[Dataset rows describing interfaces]

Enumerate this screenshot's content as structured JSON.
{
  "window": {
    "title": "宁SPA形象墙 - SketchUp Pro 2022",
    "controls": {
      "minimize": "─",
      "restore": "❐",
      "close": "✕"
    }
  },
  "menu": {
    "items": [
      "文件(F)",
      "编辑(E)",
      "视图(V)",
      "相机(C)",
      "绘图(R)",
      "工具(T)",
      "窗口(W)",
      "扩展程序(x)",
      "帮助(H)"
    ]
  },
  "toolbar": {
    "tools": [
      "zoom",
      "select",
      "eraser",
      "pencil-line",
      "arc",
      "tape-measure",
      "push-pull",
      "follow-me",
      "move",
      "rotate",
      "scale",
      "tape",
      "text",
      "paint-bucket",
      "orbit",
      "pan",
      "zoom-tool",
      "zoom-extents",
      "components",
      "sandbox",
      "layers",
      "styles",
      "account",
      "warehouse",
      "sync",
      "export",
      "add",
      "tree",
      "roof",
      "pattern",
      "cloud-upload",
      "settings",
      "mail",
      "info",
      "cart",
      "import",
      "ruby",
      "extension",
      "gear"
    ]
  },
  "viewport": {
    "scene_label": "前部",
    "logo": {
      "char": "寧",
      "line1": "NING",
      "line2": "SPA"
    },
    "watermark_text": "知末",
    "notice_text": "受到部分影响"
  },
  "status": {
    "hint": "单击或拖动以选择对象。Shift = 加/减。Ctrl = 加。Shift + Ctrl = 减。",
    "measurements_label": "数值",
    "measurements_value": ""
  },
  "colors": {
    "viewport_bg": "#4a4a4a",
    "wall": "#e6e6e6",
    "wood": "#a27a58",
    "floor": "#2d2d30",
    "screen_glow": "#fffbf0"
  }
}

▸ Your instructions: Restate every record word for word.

▸ Finished exercise:
Enumerate this screenshot's content as structured JSON.
{
  "window": {
    "title": "宁SPA形象墙 - SketchUp Pro 2022",
    "controls": {
      "minimize": "─",
      "restore": "❐",
      "close": "✕"
    }
  },
  "menu": {
    "items": [
      "文件(F)",
      "编辑(E)",
      "视图(V)",
      "相机(C)",
      "绘图(R)",
      "工具(T)",
      "窗口(W)",
      "扩展程序(x)",
      "帮助(H)"
    ]
  },
  "toolbar": {
    "tools": [
      "zoom",
      "select",
      "eraser",
      "pencil-line",
      "arc",
      "tape-measure",
      "push-pull",
      "follow-me",
      "move",
      "rotate",
      "scale",
      "tape",
      "text",
      "paint-bucket",
      "orbit",
      "pan",
      "zoom-tool",
      "zoom-extents",
      "components",
      "sandbox",
      "layers",
      "styles",
      "account",
      "warehouse",
      "sync",
      "export",
      "add",
      "tree",
      "roof",
      "pattern",
      "cloud-upload",
      "settings",
      "mail",
      "info",
      "cart",
      "import",
      "ruby",
      "extension",
      "gear"
    ]
  },
  "viewport": {
    "scene_label": "前部",
    "logo": {
      "char": "寧",
      "line1": "NING",
      "line2": "SPA"
    },
    "watermark_text": "知末",
    "notice_text": "受到部分影响"
  },
  "status": {
    "hint": "单击或拖动以选择对象。Shift = 加/减。Ctrl = 加。Shift + Ctrl = 减。",
    "measurements_label": "数值",
    "measurements_value": ""
  },
  "colors": {
    "viewport_bg": "#4a4a4a",
    "wall": "#e6e6e6",
    "wood": "#a27a58",
    "floor": "#2d2d30",
    "screen_glow": "#fffbf0"
  }
}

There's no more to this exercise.